ORAL AND MAXILLOFACIAL SURGERY, also known as OMFS, is a surgical specialty dedicated to treating injuries, congenital malformations, and diseases of the skull, face, jaw (maxilla and mandible), mouth, and dentition. Although Oral & Maxillofacial Surgeons treat many of the same conditions as Plastic Surgeons and Otolaryngologists, OMFS is actually a subspecialty of Dentistry. To become an Oral & Maxillofacial Surgeon, most candidates complete dental school and earn a DMD (Doctor of Medicine in Dentistry) or DDS (Doctor of Dental Surgery) degree followed by an additional 4 to 6 years of surgical training in OMFS. Alternatively, some candidates simultaneously obtain degrees in both dentistry and medicine (M.D.) This pathway takes 6 years to complete and results in a dual M.D./DDS degree. Graduates from either pathway are eligible for Board Certification by the American Board of Oral and Maxillofacial Surgery (AMOMS). Oral & Maxillofacial Surgeons treat a broad range of conditions including craniofacial trauma, temporomandibular joint (TMJ) pain, and even wisdom teeth and dental implants. Some OMFS specialists undertake additional fellowship training and specialize in a variety of fields, including: Head & Neck Cancer (Maxillofacial Oncology), Microvascular Reconstruction, Cosmetic Facial Surgery, Pediatric Maxillofacial Surgery, and Dental Implant Surgery.

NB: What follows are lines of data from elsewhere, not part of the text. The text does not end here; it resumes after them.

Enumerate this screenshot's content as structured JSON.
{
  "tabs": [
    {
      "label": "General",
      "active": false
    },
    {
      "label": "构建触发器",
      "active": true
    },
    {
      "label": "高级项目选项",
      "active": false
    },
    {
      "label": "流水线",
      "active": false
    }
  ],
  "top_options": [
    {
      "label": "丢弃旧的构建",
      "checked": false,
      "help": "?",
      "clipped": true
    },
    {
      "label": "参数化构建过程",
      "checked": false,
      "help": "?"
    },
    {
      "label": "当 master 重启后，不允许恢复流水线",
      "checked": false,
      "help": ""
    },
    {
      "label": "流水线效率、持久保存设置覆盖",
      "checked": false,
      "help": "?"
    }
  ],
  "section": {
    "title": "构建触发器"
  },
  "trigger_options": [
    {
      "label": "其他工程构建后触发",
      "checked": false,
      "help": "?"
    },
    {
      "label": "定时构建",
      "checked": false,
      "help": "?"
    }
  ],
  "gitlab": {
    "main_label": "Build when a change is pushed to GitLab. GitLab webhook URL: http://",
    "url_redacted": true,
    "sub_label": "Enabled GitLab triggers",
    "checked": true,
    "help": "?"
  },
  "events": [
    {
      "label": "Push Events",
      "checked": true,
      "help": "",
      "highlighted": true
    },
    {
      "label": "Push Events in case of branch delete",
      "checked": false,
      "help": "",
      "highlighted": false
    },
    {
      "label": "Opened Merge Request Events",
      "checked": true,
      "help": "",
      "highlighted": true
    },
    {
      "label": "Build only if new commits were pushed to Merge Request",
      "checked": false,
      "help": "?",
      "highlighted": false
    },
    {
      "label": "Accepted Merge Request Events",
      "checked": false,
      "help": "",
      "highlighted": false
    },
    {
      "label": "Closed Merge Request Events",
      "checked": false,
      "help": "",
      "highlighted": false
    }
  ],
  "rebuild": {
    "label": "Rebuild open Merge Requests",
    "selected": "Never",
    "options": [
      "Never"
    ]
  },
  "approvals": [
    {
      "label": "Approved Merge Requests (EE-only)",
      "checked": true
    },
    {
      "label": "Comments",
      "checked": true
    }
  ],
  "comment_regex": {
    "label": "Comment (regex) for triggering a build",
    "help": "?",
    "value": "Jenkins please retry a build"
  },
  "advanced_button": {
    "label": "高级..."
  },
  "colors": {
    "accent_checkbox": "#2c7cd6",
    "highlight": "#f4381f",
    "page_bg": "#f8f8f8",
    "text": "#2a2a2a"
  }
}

Oral & Maxillofacial Surgery expert witnesses serve a valuable role in complex litigation by drawing conclusions regarding standard of care, harm, and causation. Complications of TMJ surgery, persistent oroantral communication, and issues related to dental (e.g. wisdom tooth) extraction are common areas of litigation. In terms of harm and causation, a top-tier expert in Oral & Maxillofacial Surgery is an invaluable asset for educating the trier of fact on the existence, etiology, relevance, permanency, treatment, and prognosis of various TMJ, dental, and craniofacial problems.